Sen. Sue Madison confirms (sorry only subscribers can read full story) that congressional redistricting plans under consideration include one that would grow the Fourth through Franklin, Johnson and Madison counties into Fayetteville.
I looked askance at this idea yesterday; even thought it potentially a hoax. Various involved have caused me to at least moderate my initial shock. They insist it's a real, viable and defensible idea.
The first thing you need to remember is the dislocation that comes whenever redistricting upsets the old order. But it is required. In 1974, when Bill Clinton lived in Fayetteville and ran for Third District Congress, he had to campaign in Hot Springs (a good thing for him.) The Fourth District, full of dying counties, is already enormous. Given the pockets of population growth in essentially three areas — Northwest Arkansas, Central Arkansas and Jonesboro/Paragould — the coming realignment by necessity will require some districts to grow to include disparate parts.

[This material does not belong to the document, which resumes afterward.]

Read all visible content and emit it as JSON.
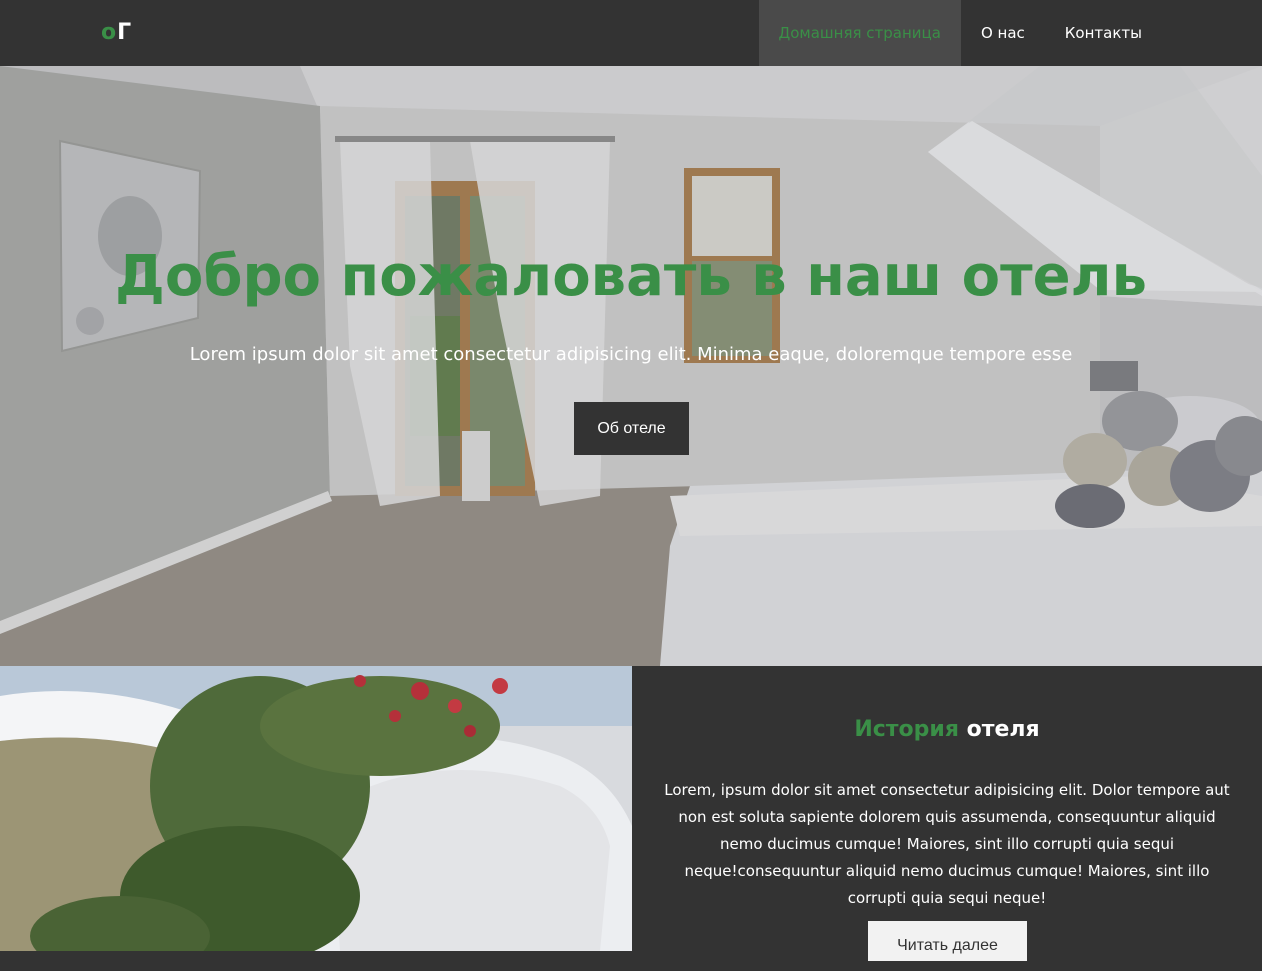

They will mix Delta and hills; predominantly black and predominantly white; farmland and pine plantations; rich and poor.
A growth into Fayetteville will, of course, be political if Democrats can get their plan adopted. But it will only annex the one part of Northwest Arkansas that is still mostly Democratic in voting inclination. I don't think Rep. Steve Womack would actually mind losing that territory from the 3rd, though he might say otherwise. I'm told the map won't look as odd as I might think. Counties will be split in many locations. Helping Mike Ross in this manner doesn't seem likely to be of much help for Democrats in the 2nd District, stuck with Karl Rove's hatchet man.
A key issue in all this talk is where the black legislative caucus eventually comes down. Democrats continue to insist you can't come up with better than a 39 percent black legislative district. The fear — which none wants to speak aloud — is that this would produce a black primary winner and a Republican general election winner. They think it better to draw lines in a way that produce the best possible alignment for the long term in at least three districts. But they'd be happy to pack Republicans in Sebastian, Crawford, the balance of Washington, Benton and Boone into a tight little enclave of Yellow Dog Republicans. Much like Republicans would like to pack blacks into a single district.
But the inclusion of Fayetteville shouldn't be viewed as something surreal, my sources insist. Is it any more strange than putting Little Rock in the Fourth? Or Jonesboro? Some population is going to have to be found somewhere.
Legislative math is challenging. The committee that considers districting in the Senate is split 4-4 on partisan lines. It might take a majority vote of the Senate to pull out a redistricting plan, presuming Republicans and Democrats can't agree. That's where an alliance of black legislators and Republicans could prove problematic. The House committee is majority Democratic.